Bay Area/ Oakland/ Politics & Govt
AI Assisted Icon
Published on February 21, 2024
Oakland Secures $3.5 Million Grant to Expand Safety Ambassador Program Through 2026Source: Google Street View

Oakland is beefing up its streets with a new safety initiative fueled by a $3.5 million state grant to curb non-emergency crises. The California Department of Social Services is giving the city the funds to expand its safety ambassador program, which sees mediators specializing in de-escalation and trauma-informed care patrolling neighborhoods, according to a statement from the City of Oakland.

With plans to stretch into areas such as Jack London Square, Little Saigon, and Lake Merritt in the coming years, the existing Downtown and Chinatown programs will get a significant boost from the Community Response Initiative to Strengthen Emergency Systems Act (C.R.I.S.E.S. Act) Grant Pilot Program funds, administered by the city’s Economic and Workforce Development Department. Set to run through August 31, 2026, Family Bridges, Inc. will take the helm of these efforts with their team of Community Ambassadors, the organization told the City of Oakland.

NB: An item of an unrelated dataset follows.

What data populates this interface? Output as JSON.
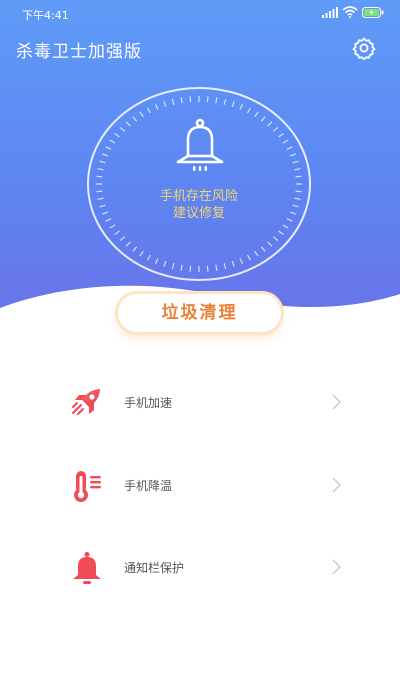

Together with MACRO (Mobile Assistance Community Responders of Oakland), the initiative aims to reduce reliance on law enforcement for non-emergency situations, freeing up resources for more pressing police, paramedic, and dispatcher demands. In addition to services like housing navigation and a new dedicated hotline, the ambassadors will maintain a presence through street outreach and mediation, trying to ease tensions before they escalate.

The Oakland City Council is poised to review the grant on February 27th, with a full City Council thumbs-up potentially following on March 6. Oakland mayor Sheng Thao praised the grant in partnership with Family Bridges, expressing that this move would free up law enforcement and bring forth a community safety approach sensitive to Oakland’s diversity, as stated by the City of Oakland.

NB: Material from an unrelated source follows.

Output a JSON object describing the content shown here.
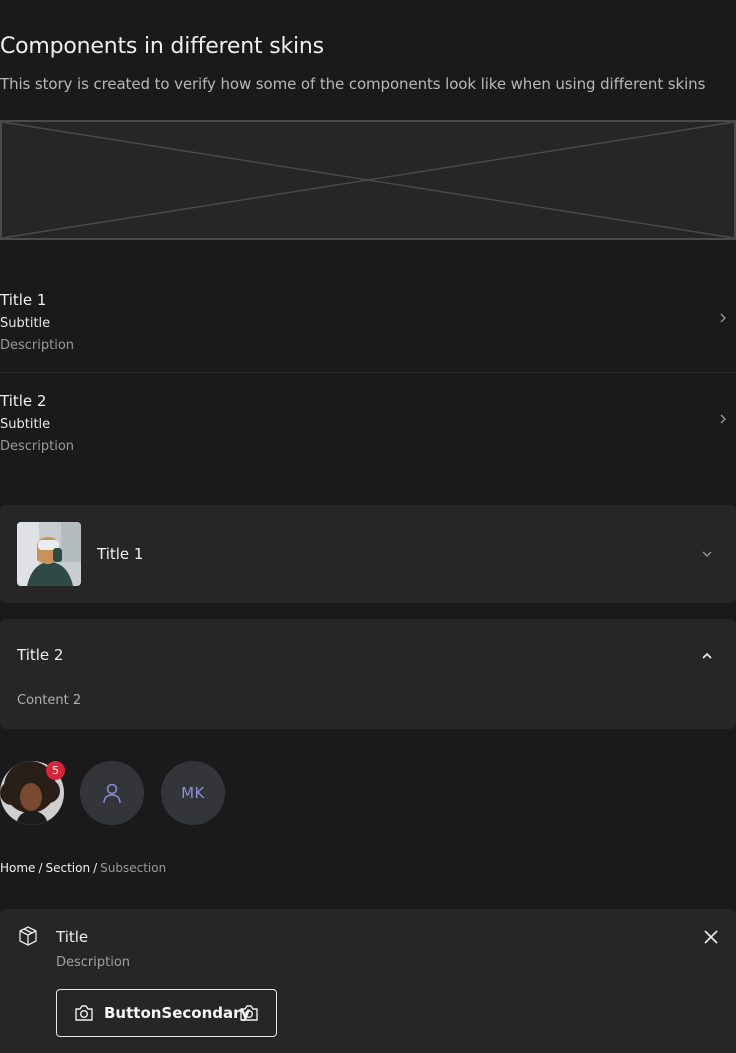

Further community figures, including Councilmember Carroll Fife and Council President Nikki Fortunato Bas have expressed their support for the grant's potential impact on the city's welfare. Bas, in particular, highlighted Family Bridges' established presence in Chinatown, their work with businesses, residents, and the unhoused, and the aim to create a successful crisis response model in a press release.

Corinne Jan, CEO of Family Bridges, Inc., explained the organization’s readiness to tackle the project's goals, focusing on relationship building and mutual respect. "Thank you for this opportunity. We look forward to partnering with all of our community members to achieve safe, thriving and vibrant communities in Oakland," she mentioned in the same press briefing.

Oakland native and E14 Gallery owner Viviana Rodriguez-Smith also commented on the development, expressing her excitement for an enhanced focus on service direction and creating a welcoming environment, both critical for local businesses and cultural expression. Her remarks were captured in a recent statement by the City of Oakland.